The DNA was tested twice and did not match the victim, Sollecito, or Rudy Guede, who is currently serving a 16-year prison sentence for the murder.
Prosecutors allege that the kitchen knife was one of the weapons used to kill Kercher in the home she shared with Knox.
Today was the first time co-accused Sollecito attended the trial, which began in September.
He has been on an extended holiday in the Dominican Republic, which has no extradition agreement with Italy, and only landed back in Italy this week.
"He has come to show that he is not running away," Sollecito's lawyer, Luca Maori, told reporters before the start of the hearing.
Sollecito was expected to address the court later on Wednesday.
A ruling is expected later this month or next month but there is in any case one more appeal possible by either the prosecution or the defence.
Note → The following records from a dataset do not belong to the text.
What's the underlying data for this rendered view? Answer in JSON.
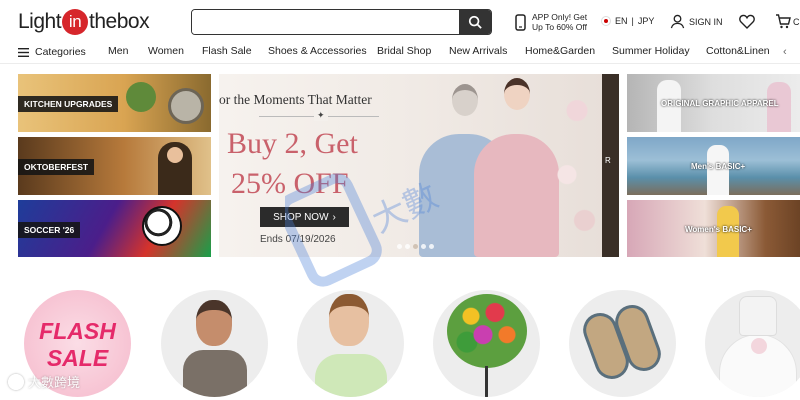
{
  "header": {
    "logo_prefix": "Light",
    "logo_in": "in",
    "logo_suffix": "thebox",
    "search_placeholder": "",
    "app_promo_line1": "APP Only! Get",
    "app_promo_line2": "Up To 60% Off",
    "language": "EN",
    "currency": "JPY",
    "sign_in": "SIGN IN",
    "cart_partial": "C"
  },
  "nav": {
    "categories": "Categories",
    "items": [
      "Men",
      "Women",
      "Flash Sale",
      "Shoes & Accessories",
      "Bridal Shop",
      "New Arrivals",
      "Home&Garden",
      "Summer Holiday",
      "Cotton&Linen"
    ]
  },
  "banners": {
    "left": [
      "KITCHEN UPGRADES",
      "OKTOBERFEST",
      "SOCCER '26"
    ],
    "hero": {
      "tagline": "or the Moments That Matter",
      "headline_line1": "Buy 2, Get",
      "headline_line2": "25% OFF",
      "cta": "SHOP NOW",
      "ends": "Ends 07/19/2026",
      "edge_letter": "R",
      "dot_count": 5,
      "active_dot": 2
    },
    "right": [
      "ORIGINAL GRAPHIC APPAREL",
      "Men's BASIC+",
      "Women's BASIC+"
    ]
  },
  "circles": {
    "flash_line1": "FLASH",
    "flash_line2": "SALE"
  },
  "watermark": {
    "corner_text": "大數跨境",
    "center_text": "大數跨境"
  },
  "colors": {
    "brand_red": "#d6262b",
    "hero_pink": "#c9616b",
    "flash_pink": "#e52a6a"
  }
}
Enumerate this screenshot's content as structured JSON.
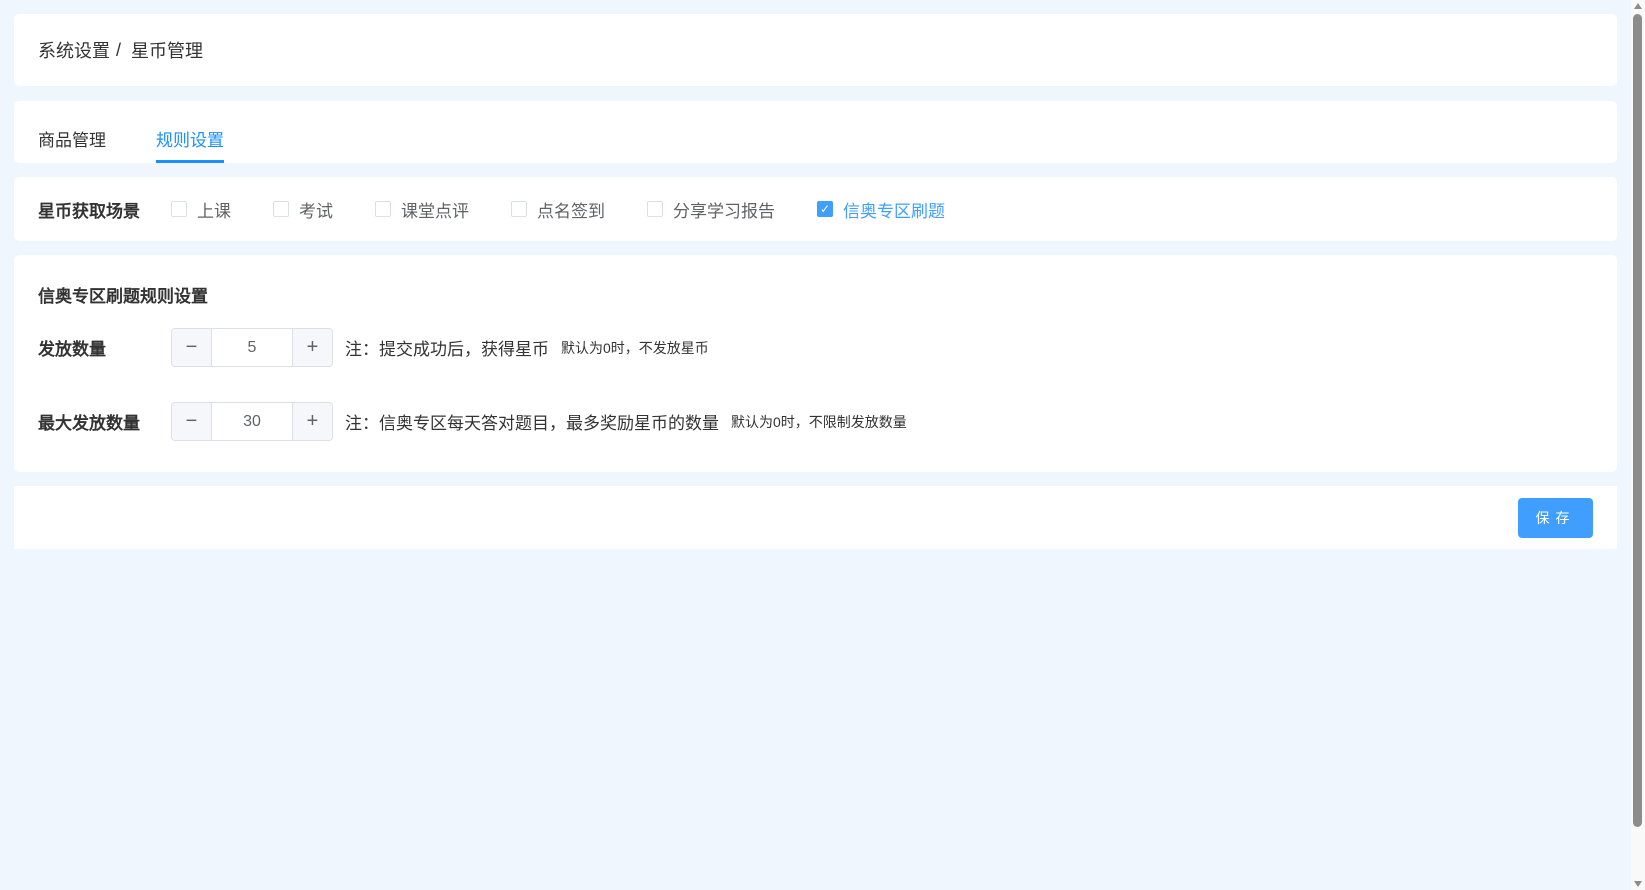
{
  "breadcrumb": {
    "parent": "系统设置",
    "separator": "/",
    "current": "星币管理"
  },
  "tabs": [
    {
      "label": "商品管理",
      "active": false
    },
    {
      "label": "规则设置",
      "active": true
    }
  ],
  "scenes": {
    "label": "星币获取场景",
    "options": [
      {
        "label": "上课",
        "checked": false
      },
      {
        "label": "考试",
        "checked": false
      },
      {
        "label": "课堂点评",
        "checked": false
      },
      {
        "label": "点名签到",
        "checked": false
      },
      {
        "label": "分享学习报告",
        "checked": false
      },
      {
        "label": "信奥专区刷题",
        "checked": true
      }
    ]
  },
  "rules": {
    "title": "信奥专区刷题规则设置",
    "issue": {
      "label": "发放数量",
      "value": "5",
      "note": "注：提交成功后，获得星币",
      "hint": "默认为0时，不发放星币"
    },
    "max": {
      "label": "最大发放数量",
      "value": "30",
      "note": "注：信奥专区每天答对题目，最多奖励星币的数量",
      "hint": "默认为0时，不限制发放数量"
    },
    "minus": "−",
    "plus": "+"
  },
  "footer": {
    "save_label": "保存"
  },
  "colors": {
    "accent": "#409eff",
    "tab_active": "#1890ff",
    "background": "#eff6fe"
  }
}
Knox has lived in the United States ever since an appeals court in the university town of Perugia where the gruesome murder took place acquitted her and Sollecito of the murder in 2011 - after four years in prison.
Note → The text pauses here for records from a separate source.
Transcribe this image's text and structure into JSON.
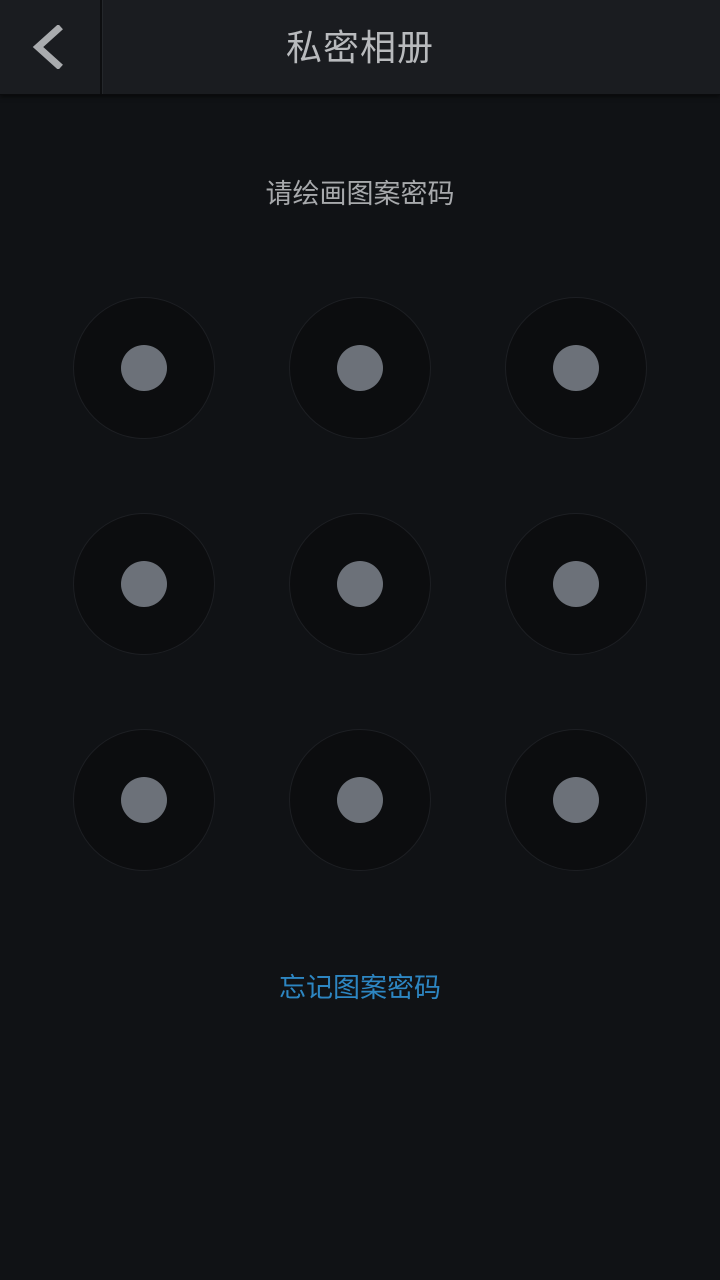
{
  "header": {
    "title": "私密相册",
    "back_icon": "chevron-left-icon"
  },
  "prompt": "请绘画图案密码",
  "pattern": {
    "rows": 3,
    "cols": 3,
    "nodes": [
      1,
      2,
      3,
      4,
      5,
      6,
      7,
      8,
      9
    ]
  },
  "forgot_link": "忘记图案密码",
  "colors": {
    "background": "#101215",
    "header": "#1a1c20",
    "dot": "#6c7179",
    "link": "#2d86c2"
  }
}
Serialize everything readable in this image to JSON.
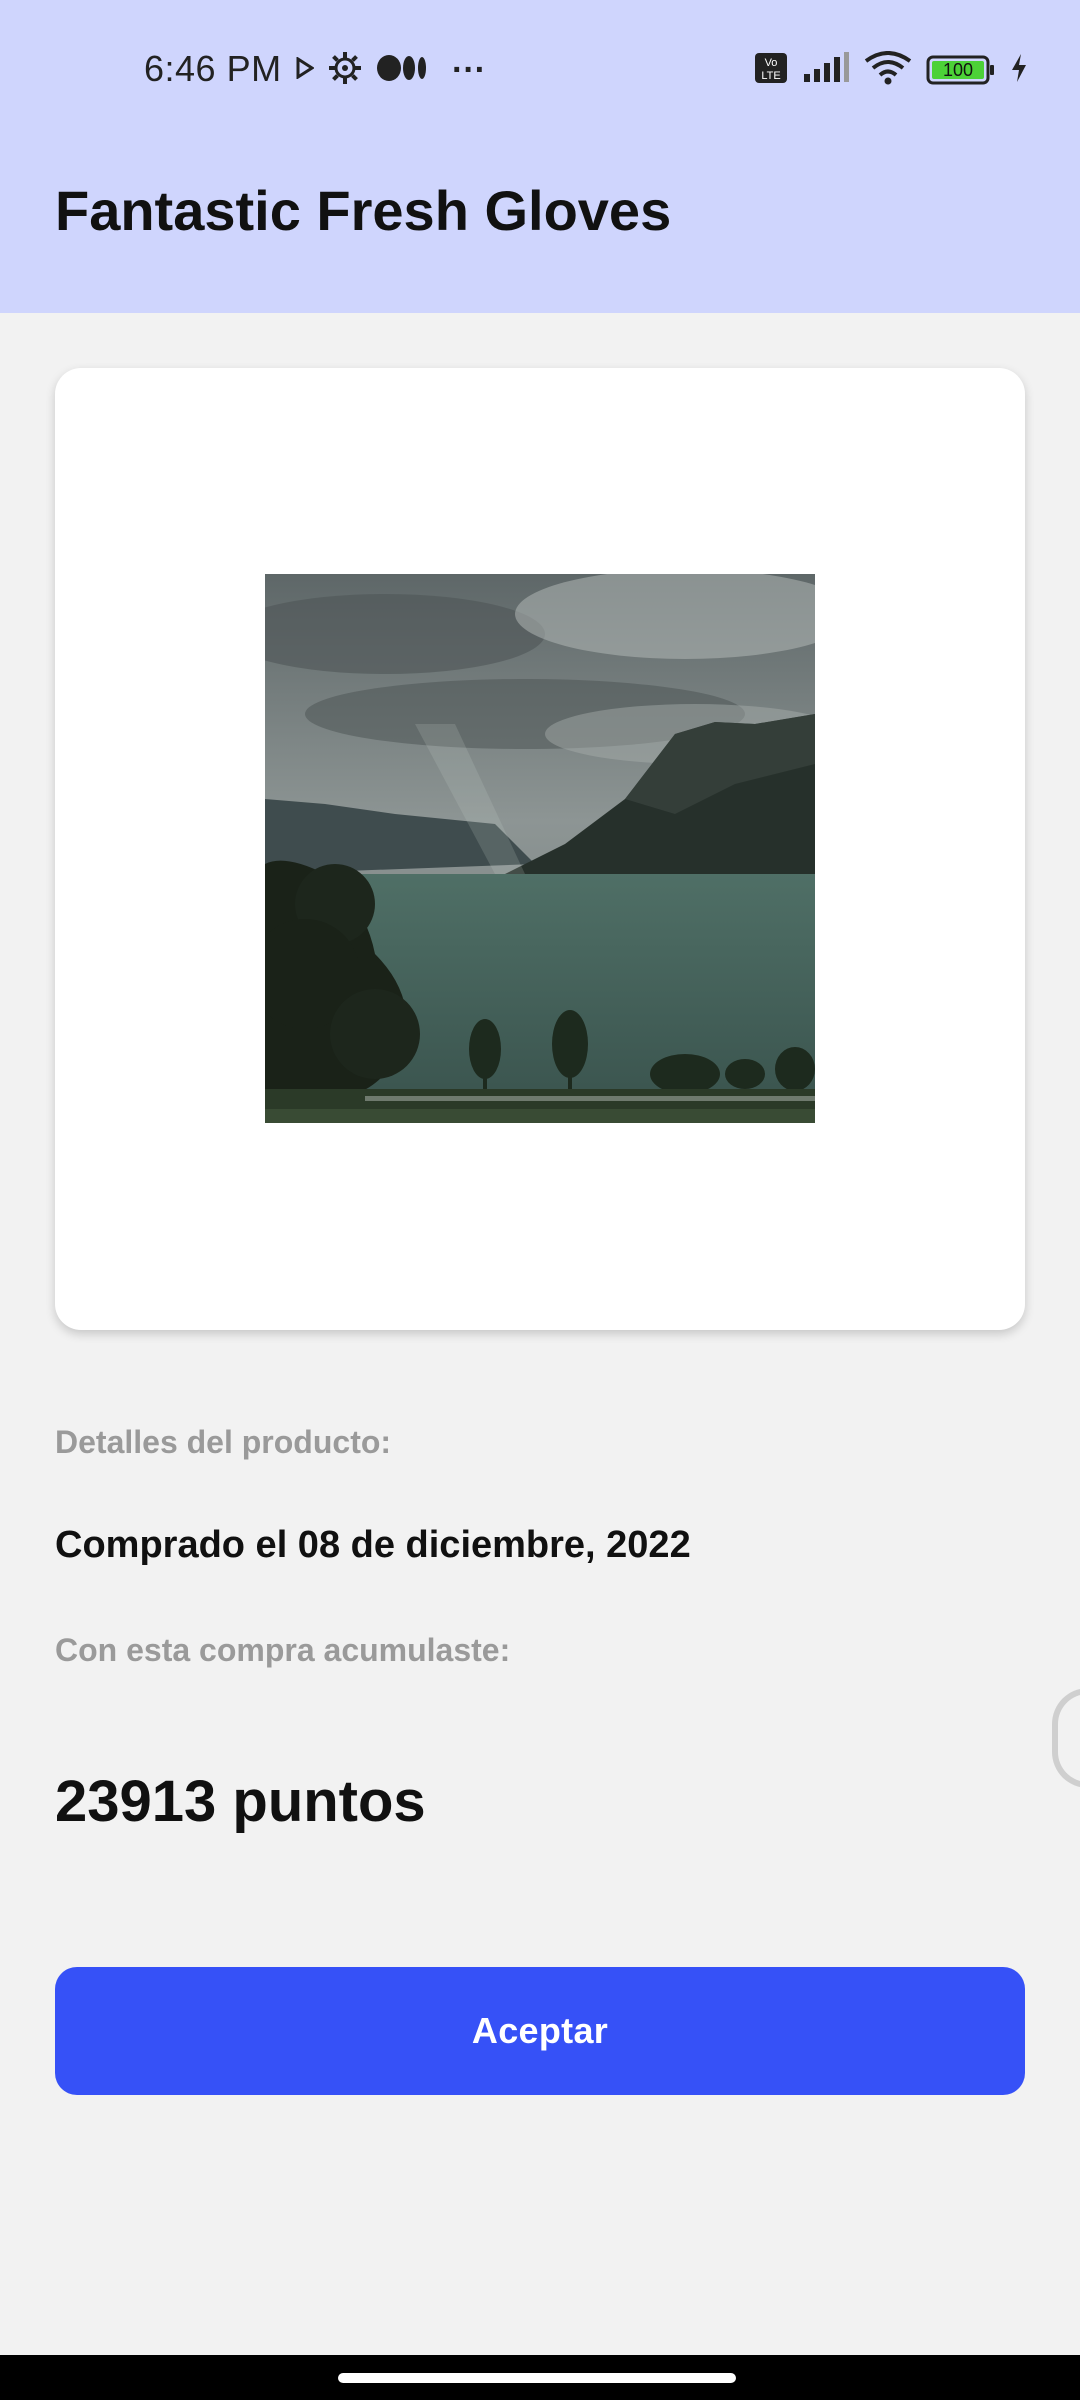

The supreme court overturned that acquittal earlier this year, sending the case back to the appeals court for a retrial, which has so far focused on re-examining some of the DNA evidence in the case.
Prosecutors say the evidence shows that Guede could not have been the only one to carry out the killing.
Kercher was found half-naked in a pool of blood on the morning of November 2nd 2007 in the university town where she was on an education exchange.
Prosecutors believe that the murder may have been the result of a sexual assault on Kercher involving Knox, Sollecito and Guede.
All three deny involvement in the crime, although Guede has admitted he was in the house at the time of the killing.